At the end of each week, there was a team of volunteers that came in and painted by number. So if the heart had a number two in it, it got painted red. If the shoe had the number three in it, it got painted green. And it turned out so remarkable. This was another moment where it was sort of an experiment. I thought, “Is anybody going to participate? How is it going to look in the end? I mean, it could be kind of a disaster.” But it really was quite beautiful, and it really was a true reflection of that city, and what they wanted to convey.
As an artist, do you have a certain responsibility to your audience?
Yeah, I think any artist has a responsibility. I think that it’s a conversation. I don’t know that my feelings of responsibility are different than another artist’s feeling of responsibility. I think that one should have a feeling of responsibility to whomever you’re communicating to.
You seem to be making art for your audience, as opposed to artists who get ideas and just create for themselves.

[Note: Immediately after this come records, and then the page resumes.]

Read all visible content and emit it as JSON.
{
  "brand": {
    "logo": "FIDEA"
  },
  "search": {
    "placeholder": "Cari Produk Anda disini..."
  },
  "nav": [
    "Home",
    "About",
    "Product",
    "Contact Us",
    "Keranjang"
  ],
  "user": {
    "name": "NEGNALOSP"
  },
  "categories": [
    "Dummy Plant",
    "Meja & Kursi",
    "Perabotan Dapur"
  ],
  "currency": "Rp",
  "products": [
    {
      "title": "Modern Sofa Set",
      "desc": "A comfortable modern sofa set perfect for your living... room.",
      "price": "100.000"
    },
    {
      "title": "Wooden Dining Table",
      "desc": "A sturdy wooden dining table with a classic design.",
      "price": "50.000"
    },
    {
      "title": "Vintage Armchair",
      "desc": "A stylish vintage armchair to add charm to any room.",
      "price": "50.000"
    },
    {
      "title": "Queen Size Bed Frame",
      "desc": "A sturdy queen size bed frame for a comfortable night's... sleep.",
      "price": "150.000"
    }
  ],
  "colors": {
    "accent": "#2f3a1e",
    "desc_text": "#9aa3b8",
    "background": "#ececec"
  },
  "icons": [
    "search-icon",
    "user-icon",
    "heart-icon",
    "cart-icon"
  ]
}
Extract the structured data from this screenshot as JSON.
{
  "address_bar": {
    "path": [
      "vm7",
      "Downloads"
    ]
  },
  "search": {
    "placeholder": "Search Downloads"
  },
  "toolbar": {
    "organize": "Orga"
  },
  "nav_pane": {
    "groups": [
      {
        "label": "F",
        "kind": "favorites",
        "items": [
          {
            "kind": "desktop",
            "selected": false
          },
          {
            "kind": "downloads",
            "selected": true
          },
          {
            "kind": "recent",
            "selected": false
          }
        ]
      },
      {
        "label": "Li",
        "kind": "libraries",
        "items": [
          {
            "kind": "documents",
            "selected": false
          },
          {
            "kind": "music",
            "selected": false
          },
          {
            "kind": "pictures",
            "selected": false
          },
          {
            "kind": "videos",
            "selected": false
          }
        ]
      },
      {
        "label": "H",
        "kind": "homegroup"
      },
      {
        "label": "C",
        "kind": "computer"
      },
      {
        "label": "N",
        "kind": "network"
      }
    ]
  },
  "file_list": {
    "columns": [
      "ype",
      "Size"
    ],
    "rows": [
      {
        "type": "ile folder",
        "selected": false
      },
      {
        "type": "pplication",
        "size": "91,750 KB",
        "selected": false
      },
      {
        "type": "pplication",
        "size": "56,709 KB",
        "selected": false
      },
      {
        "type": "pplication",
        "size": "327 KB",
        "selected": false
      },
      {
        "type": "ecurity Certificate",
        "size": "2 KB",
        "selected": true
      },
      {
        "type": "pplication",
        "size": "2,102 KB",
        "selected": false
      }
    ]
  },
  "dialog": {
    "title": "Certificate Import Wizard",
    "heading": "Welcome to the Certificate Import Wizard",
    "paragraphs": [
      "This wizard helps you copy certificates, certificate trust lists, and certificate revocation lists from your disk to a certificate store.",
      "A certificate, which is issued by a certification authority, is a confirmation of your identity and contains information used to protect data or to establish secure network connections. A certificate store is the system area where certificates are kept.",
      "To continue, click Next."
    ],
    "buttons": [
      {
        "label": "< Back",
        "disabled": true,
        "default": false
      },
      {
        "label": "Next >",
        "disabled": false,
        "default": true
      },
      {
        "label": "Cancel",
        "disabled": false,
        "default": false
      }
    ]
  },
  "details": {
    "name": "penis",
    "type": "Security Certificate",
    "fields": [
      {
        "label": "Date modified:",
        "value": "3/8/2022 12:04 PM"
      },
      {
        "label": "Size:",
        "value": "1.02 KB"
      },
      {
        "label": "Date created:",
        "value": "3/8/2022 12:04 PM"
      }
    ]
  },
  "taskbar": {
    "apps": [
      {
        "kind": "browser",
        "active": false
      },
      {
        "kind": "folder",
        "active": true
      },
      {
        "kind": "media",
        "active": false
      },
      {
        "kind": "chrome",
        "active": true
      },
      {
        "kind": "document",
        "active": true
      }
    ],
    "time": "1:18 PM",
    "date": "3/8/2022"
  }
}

It’s both. When I do a wall drawing, I’m definitely making the work and installing the work and people get to come and look at it. When I’m creating an installation that’s going to ask people to participate, I just think back to my 10-year-old self and want to create something for her. It’s fun. The best situation is when you can do both, when it’s a little bit of everything. Because the best pieces of art for me, are both intellectually stimulating and visually beautiful. And so if I’m making a wall piece, I want it to be engaging, even though you can’t always physically engage.